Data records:
----------

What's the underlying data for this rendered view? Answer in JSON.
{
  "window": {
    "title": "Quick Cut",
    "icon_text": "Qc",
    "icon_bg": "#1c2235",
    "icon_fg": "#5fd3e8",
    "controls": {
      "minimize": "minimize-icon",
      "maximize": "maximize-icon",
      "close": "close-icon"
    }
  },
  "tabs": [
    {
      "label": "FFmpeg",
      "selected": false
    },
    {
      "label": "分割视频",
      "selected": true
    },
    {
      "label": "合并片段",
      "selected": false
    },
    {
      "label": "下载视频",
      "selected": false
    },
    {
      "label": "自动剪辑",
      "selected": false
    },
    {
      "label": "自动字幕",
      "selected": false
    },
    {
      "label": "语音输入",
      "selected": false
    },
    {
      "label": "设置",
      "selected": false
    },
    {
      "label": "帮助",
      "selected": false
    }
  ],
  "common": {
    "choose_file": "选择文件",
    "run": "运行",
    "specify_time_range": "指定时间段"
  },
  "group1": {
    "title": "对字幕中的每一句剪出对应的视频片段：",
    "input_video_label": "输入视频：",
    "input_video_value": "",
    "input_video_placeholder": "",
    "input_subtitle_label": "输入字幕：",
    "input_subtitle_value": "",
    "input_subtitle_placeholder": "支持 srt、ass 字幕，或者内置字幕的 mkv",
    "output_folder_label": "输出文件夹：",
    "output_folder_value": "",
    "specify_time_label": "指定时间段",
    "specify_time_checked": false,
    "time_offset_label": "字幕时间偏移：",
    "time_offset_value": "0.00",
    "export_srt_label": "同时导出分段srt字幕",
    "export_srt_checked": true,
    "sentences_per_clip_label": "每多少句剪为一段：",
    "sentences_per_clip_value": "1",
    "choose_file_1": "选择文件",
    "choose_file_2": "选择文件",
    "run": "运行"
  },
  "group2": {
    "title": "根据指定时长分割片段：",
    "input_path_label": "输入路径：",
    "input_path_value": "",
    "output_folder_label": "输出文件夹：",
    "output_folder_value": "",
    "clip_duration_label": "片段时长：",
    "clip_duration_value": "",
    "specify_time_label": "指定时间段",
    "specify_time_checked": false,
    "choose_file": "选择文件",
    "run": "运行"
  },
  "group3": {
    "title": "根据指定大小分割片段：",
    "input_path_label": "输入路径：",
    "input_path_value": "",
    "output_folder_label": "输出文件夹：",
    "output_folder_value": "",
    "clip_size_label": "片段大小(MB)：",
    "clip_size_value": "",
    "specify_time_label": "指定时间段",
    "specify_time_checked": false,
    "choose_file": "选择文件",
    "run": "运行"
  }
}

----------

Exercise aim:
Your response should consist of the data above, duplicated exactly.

Written solution:
What's the underlying data for this rendered view? Answer in JSON.
{
  "window": {
    "title": "Quick Cut",
    "icon_text": "Qc",
    "icon_bg": "#1c2235",
    "icon_fg": "#5fd3e8",
    "controls": {
      "minimize": "minimize-icon",
      "maximize": "maximize-icon",
      "close": "close-icon"
    }
  },
  "tabs": [
    {
      "label": "FFmpeg",
      "selected": false
    },
    {
      "label": "分割视频",
      "selected": true
    },
    {
      "label": "合并片段",
      "selected": false
    },
    {
      "label": "下载视频",
      "selected": false
    },
    {
      "label": "自动剪辑",
      "selected": false
    },
    {
      "label": "自动字幕",
      "selected": false
    },
    {
      "label": "语音输入",
      "selected": false
    },
    {
      "label": "设置",
      "selected": false
    },
    {
      "label": "帮助",
      "selected": false
    }
  ],
  "common": {
    "choose_file": "选择文件",
    "run": "运行",
    "specify_time_range": "指定时间段"
  },
  "group1": {
    "title": "对字幕中的每一句剪出对应的视频片段：",
    "input_video_label": "输入视频：",
    "input_video_value": "",
    "input_video_placeholder": "",
    "input_subtitle_label": "输入字幕：",
    "input_subtitle_value": "",
    "input_subtitle_placeholder": "支持 srt、ass 字幕，或者内置字幕的 mkv",
    "output_folder_label": "输出文件夹：",
    "output_folder_value": "",
    "specify_time_label": "指定时间段",
    "specify_time_checked": false,
    "time_offset_label": "字幕时间偏移：",
    "time_offset_value": "0.00",
    "export_srt_label": "同时导出分段srt字幕",
    "export_srt_checked": true,
    "sentences_per_clip_label": "每多少句剪为一段：",
    "sentences_per_clip_value": "1",
    "choose_file_1": "选择文件",
    "choose_file_2": "选择文件",
    "run": "运行"
  },
  "group2": {
    "title": "根据指定时长分割片段：",
    "input_path_label": "输入路径：",
    "input_path_value": "",
    "output_folder_label": "输出文件夹：",
    "output_folder_value": "",
    "clip_duration_label": "片段时长：",
    "clip_duration_value": "",
    "specify_time_label": "指定时间段",
    "specify_time_checked": false,
    "choose_file": "选择文件",
    "run": "运行"
  },
  "group3": {
    "title": "根据指定大小分割片段：",
    "input_path_label": "输入路径：",
    "input_path_value": "",
    "output_folder_label": "输出文件夹：",
    "output_folder_value": "",
    "clip_size_label": "片段大小(MB)：",
    "clip_size_value": "",
    "specify_time_label": "指定时间段",
    "specify_time_checked": false,
    "choose_file": "选择文件",
    "run": "运行"
  }
}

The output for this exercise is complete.